:: Data records

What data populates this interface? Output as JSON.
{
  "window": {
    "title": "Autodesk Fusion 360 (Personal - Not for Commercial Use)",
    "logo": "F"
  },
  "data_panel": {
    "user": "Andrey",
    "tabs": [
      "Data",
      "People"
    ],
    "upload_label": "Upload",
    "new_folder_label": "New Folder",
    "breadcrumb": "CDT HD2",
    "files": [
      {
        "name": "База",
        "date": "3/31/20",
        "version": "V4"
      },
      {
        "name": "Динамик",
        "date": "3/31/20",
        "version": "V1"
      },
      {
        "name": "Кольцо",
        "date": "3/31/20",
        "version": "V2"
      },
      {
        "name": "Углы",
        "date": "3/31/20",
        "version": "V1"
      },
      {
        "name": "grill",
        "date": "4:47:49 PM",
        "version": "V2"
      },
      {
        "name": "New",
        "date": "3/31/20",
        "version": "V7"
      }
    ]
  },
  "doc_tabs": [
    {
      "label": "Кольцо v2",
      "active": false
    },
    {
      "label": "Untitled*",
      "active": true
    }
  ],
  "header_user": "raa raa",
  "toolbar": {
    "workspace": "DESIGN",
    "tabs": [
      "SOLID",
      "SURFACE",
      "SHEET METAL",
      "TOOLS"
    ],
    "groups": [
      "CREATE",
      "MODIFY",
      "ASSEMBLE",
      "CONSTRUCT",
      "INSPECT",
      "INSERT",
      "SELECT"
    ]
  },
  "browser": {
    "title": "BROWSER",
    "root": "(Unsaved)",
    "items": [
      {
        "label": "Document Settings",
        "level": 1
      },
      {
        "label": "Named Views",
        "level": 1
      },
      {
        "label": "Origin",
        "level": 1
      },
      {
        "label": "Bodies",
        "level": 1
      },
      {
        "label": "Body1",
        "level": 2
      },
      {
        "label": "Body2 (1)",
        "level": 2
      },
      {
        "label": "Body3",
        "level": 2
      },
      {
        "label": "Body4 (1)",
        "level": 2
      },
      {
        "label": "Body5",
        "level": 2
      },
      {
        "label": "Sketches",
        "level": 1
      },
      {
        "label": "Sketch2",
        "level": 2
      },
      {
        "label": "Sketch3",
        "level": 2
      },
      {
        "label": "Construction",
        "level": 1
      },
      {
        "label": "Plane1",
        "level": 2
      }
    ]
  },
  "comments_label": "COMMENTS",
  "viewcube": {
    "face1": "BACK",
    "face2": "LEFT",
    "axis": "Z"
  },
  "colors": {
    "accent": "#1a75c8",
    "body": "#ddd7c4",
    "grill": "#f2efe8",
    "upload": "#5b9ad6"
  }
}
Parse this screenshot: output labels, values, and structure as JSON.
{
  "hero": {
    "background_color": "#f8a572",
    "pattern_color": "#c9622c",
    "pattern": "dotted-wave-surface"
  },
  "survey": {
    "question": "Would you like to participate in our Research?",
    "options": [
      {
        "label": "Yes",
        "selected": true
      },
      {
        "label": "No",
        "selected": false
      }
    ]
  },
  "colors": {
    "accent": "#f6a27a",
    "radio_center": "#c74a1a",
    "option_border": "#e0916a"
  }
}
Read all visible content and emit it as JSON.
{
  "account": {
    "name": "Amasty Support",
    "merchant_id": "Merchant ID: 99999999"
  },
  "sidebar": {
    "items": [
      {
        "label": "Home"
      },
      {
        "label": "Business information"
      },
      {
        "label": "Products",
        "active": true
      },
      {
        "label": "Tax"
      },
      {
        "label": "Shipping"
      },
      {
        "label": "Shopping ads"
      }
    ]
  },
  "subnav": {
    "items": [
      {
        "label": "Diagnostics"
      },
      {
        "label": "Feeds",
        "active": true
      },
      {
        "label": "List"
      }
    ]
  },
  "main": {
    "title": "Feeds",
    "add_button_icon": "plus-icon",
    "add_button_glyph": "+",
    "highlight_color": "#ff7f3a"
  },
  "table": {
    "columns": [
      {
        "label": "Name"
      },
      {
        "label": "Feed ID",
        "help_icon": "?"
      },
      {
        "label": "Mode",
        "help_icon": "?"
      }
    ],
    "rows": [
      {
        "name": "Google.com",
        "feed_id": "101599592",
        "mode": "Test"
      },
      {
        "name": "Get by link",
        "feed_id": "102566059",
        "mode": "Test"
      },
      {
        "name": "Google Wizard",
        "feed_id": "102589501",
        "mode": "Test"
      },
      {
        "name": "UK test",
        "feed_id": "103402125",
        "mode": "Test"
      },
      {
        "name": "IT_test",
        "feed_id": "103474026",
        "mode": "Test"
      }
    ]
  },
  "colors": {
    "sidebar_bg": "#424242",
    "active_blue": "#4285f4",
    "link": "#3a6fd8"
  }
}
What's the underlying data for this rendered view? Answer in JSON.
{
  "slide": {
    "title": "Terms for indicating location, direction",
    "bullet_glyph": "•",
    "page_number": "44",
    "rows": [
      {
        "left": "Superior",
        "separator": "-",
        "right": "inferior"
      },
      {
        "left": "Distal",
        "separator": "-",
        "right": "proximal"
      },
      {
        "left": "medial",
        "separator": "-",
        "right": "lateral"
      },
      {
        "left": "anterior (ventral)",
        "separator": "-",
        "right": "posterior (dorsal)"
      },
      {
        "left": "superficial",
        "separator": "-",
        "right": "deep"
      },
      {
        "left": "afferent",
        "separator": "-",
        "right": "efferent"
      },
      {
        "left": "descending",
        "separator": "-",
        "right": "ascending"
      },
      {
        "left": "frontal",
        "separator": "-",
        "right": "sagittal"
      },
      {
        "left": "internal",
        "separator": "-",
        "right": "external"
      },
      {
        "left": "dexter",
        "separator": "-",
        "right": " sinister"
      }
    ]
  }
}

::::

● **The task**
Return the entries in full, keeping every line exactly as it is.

● **Finished task**
What data populates this interface? Output as JSON.
{
  "window": {
    "title": "Autodesk Fusion 360 (Personal - Not for Commercial Use)",
    "logo": "F"
  },
  "data_panel": {
    "user": "Andrey",
    "tabs": [
      "Data",
      "People"
    ],
    "upload_label": "Upload",
    "new_folder_label": "New Folder",
    "breadcrumb": "CDT HD2",
    "files": [
      {
        "name": "База",
        "date": "3/31/20",
        "version": "V4"
      },
      {
        "name": "Динамик",
        "date": "3/31/20",
        "version": "V1"
      },
      {
        "name": "Кольцо",
        "date": "3/31/20",
        "version": "V2"
      },
      {
        "name": "Углы",
        "date": "3/31/20",
        "version": "V1"
      },
      {
        "name": "grill",
        "date": "4:47:49 PM",
        "version": "V2"
      },
      {
        "name": "New",
        "date": "3/31/20",
        "version": "V7"
      }
    ]
  },
  "doc_tabs": [
    {
      "label": "Кольцо v2",
      "active": false
    },
    {
      "label": "Untitled*",
      "active": true
    }
  ],
  "header_user": "raa raa",
  "toolbar": {
    "workspace": "DESIGN",
    "tabs": [
      "SOLID",
      "SURFACE",
      "SHEET METAL",
      "TOOLS"
    ],
    "groups": [
      "CREATE",
      "MODIFY",
      "ASSEMBLE",
      "CONSTRUCT",
      "INSPECT",
      "INSERT",
      "SELECT"
    ]
  },
  "browser": {
    "title": "BROWSER",
    "root": "(Unsaved)",
    "items": [
      {
        "label": "Document Settings",
        "level": 1
      },
      {
        "label": "Named Views",
        "level": 1
      },
      {
        "label": "Origin",
        "level": 1
      },
      {
        "label": "Bodies",
        "level": 1
      },
      {
        "label": "Body1",
        "level": 2
      },
      {
        "label": "Body2 (1)",
        "level": 2
      },
      {
        "label": "Body3",
        "level": 2
      },
      {
        "label": "Body4 (1)",
        "level": 2
      },
      {
        "label": "Body5",
        "level": 2
      },
      {
        "label": "Sketches",
        "level": 1
      },
      {
        "label": "Sketch2",
        "level": 2
      },
      {
        "label": "Sketch3",
        "level": 2
      },
      {
        "label": "Construction",
        "level": 1
      },
      {
        "label": "Plane1",
        "level": 2
      }
    ]
  },
  "comments_label": "COMMENTS",
  "viewcube": {
    "face1": "BACK",
    "face2": "LEFT",
    "axis": "Z"
  },
  "colors": {
    "accent": "#1a75c8",
    "body": "#ddd7c4",
    "grill": "#f2efe8",
    "upload": "#5b9ad6"
  }
}
Parse this screenshot: output labels, values, and structure as JSON.
{
  "hero": {
    "background_color": "#f8a572",
    "pattern_color": "#c9622c",
    "pattern": "dotted-wave-surface"
  },
  "survey": {
    "question": "Would you like to participate in our Research?",
    "options": [
      {
        "label": "Yes",
        "selected": true
      },
      {
        "label": "No",
        "selected": false
      }
    ]
  },
  "colors": {
    "accent": "#f6a27a",
    "radio_center": "#c74a1a",
    "option_border": "#e0916a"
  }
}
Read all visible content and emit it as JSON.
{
  "account": {
    "name": "Amasty Support",
    "merchant_id": "Merchant ID: 99999999"
  },
  "sidebar": {
    "items": [
      {
        "label": "Home"
      },
      {
        "label": "Business information"
      },
      {
        "label": "Products",
        "active": true
      },
      {
        "label": "Tax"
      },
      {
        "label": "Shipping"
      },
      {
        "label": "Shopping ads"
      }
    ]
  },
  "subnav": {
    "items": [
      {
        "label": "Diagnostics"
      },
      {
        "label": "Feeds",
        "active": true
      },
      {
        "label": "List"
      }
    ]
  },
  "main": {
    "title": "Feeds",
    "add_button_icon": "plus-icon",
    "add_button_glyph": "+",
    "highlight_color": "#ff7f3a"
  },
  "table": {
    "columns": [
      {
        "label": "Name"
      },
      {
        "label": "Feed ID",
        "help_icon": "?"
      },
      {
        "label": "Mode",
        "help_icon": "?"
      }
    ],
    "rows": [
      {
        "name": "Google.com",
        "feed_id": "101599592",
        "mode": "Test"
      },
      {
        "name": "Get by link",
        "feed_id": "102566059",
        "mode": "Test"
      },
      {
        "name": "Google Wizard",
        "feed_id": "102589501",
        "mode": "Test"
      },
      {
        "name": "UK test",
        "feed_id": "103402125",
        "mode": "Test"
      },
      {
        "name": "IT_test",
        "feed_id": "103474026",
        "mode": "Test"
      }
    ]
  },
  "colors": {
    "sidebar_bg": "#424242",
    "active_blue": "#4285f4",
    "link": "#3a6fd8"
  }
}
What's the underlying data for this rendered view? Answer in JSON.
{
  "slide": {
    "title": "Terms for indicating location, direction",
    "bullet_glyph": "•",
    "page_number": "44",
    "rows": [
      {
        "left": "Superior",
        "separator": "-",
        "right": "inferior"
      },
      {
        "left": "Distal",
        "separator": "-",
        "right": "proximal"
      },
      {
        "left": "medial",
        "separator": "-",
        "right": "lateral"
      },
      {
        "left": "anterior (ventral)",
        "separator": "-",
        "right": "posterior (dorsal)"
      },
      {
        "left": "superficial",
        "separator": "-",
        "right": "deep"
      },
      {
        "left": "afferent",
        "separator": "-",
        "right": "efferent"
      },
      {
        "left": "descending",
        "separator": "-",
        "right": "ascending"
      },
      {
        "left": "frontal",
        "separator": "-",
        "right": "sagittal"
      },
      {
        "left": "internal",
        "separator": "-",
        "right": "external"
      },
      {
        "left": "dexter",
        "separator": "-",
        "right": " sinister"
      }
    ]
  }
}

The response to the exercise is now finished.